…I re-joined the bike path where it crosses Iris and headed over to the Ottawa River. Now the wind became my best friend! I sailed home. After dark, the oncoming headlights along the driveway are really bright, especially on a moonless night such as it was, but if you don’t let them bother you they make for an interesting contrast between the rush of the river flowing by on the left, while glaring lights rush by the opposite way on your right.

Late Night Driveway Traffic

Biking to the Jim Durrell Recreation Centre

My son had an afternoon game out at the Jim Durrell Recreation Centre. I’ve biked there before and wound up going through the intersection of Bank and Walkley which is terrible, awful and terrifying. But today I discovered two ways to avoid it! Red line’s how I got there, blue line’s how I got back, with a stop off at La Salle Académique at Ottawa U to help install the latest set I’ve designed for the play Unity by Kevin Kerr.

Someone carved this great little chair out of a stump sitting on the edge of Dow’s lake. The surrounding saw dust suggests a chainsaw was the sculptors tool of choice.

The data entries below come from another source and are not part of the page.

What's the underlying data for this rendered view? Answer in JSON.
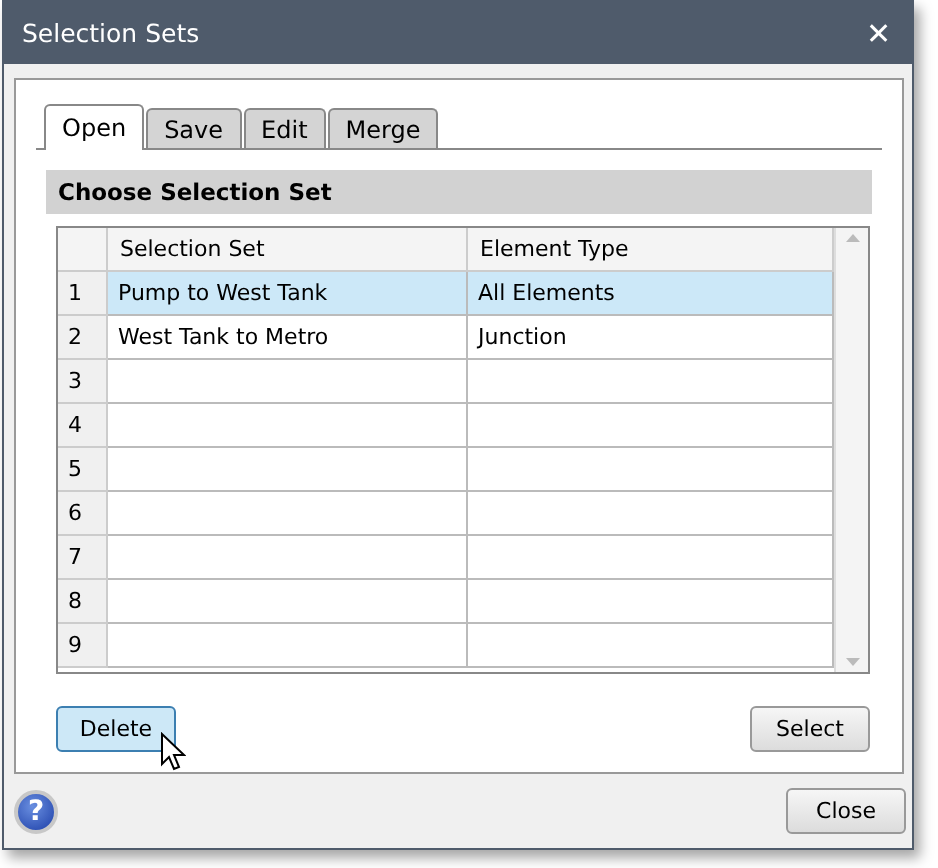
{
  "window": {
    "title": "Selection Sets",
    "close": "✕"
  },
  "tabs": [
    {
      "label": "Open",
      "selected": true
    },
    {
      "label": "Save",
      "selected": false
    },
    {
      "label": "Edit",
      "selected": false
    },
    {
      "label": "Merge",
      "selected": false
    }
  ],
  "section": {
    "title": "Choose Selection Set"
  },
  "table": {
    "columns": [
      "Selection Set",
      "Element Type"
    ],
    "rows": [
      {
        "number": "1",
        "cells": [
          "Pump to West Tank",
          "All Elements"
        ],
        "selected": true
      },
      {
        "number": "2",
        "cells": [
          "West Tank to Metro",
          "Junction"
        ],
        "selected": false
      },
      {
        "number": "3",
        "cells": [],
        "selected": false
      },
      {
        "number": "4",
        "cells": [],
        "selected": false
      },
      {
        "number": "5",
        "cells": [],
        "selected": false
      },
      {
        "number": "6",
        "cells": [],
        "selected": false
      },
      {
        "number": "7",
        "cells": [],
        "selected": false
      },
      {
        "number": "8",
        "cells": [],
        "selected": false
      },
      {
        "number": "9",
        "cells": [],
        "selected": false
      }
    ]
  },
  "buttons": [
    {
      "label": "Delete",
      "hovered": true
    },
    {
      "label": "Select",
      "hovered": false
    }
  ],
  "footer": {
    "help": "?",
    "close": "Close"
  }
}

Chair

There’s much less water flowing under Hog’s Back bridge these days, exposing the stone river bed. A bunch of seagulls looked like they were having a great time playing in what little water was there.

Seagull party

The secret to avoiding the corner of Bank and Walkley when following the Hogs Back route is this section of unmarked path to the south of Ridgemount High School.

Unmarked shortcut to avoid corner of Bank & Walkley

I was so excited with this discovery that I over shot my mark and had to circle back to get to the Recreation Centre on Walkley.

The route I followed back towards the centre of the city after my son’s game (win!) took me along Alta Vista Drive. I was anxious at first, because even though Google Maps said there was a bike lane, Alta Vista has always been a pretty busy street. But ya know, it wasn’t bad! Folks were driving at a safe pace. Maybe the bike lanes help keep things calm.

Looking back down Alta Vista Drive

Today’s ride reminded me it’s the crisp air of November and how it holds up rich smells to sample, like burning wood or freshly fallen leaves, that helps make biking at this time of year special. And the rich smells were in abundance biking along the Rideau River.

Evening sky along the Rideau River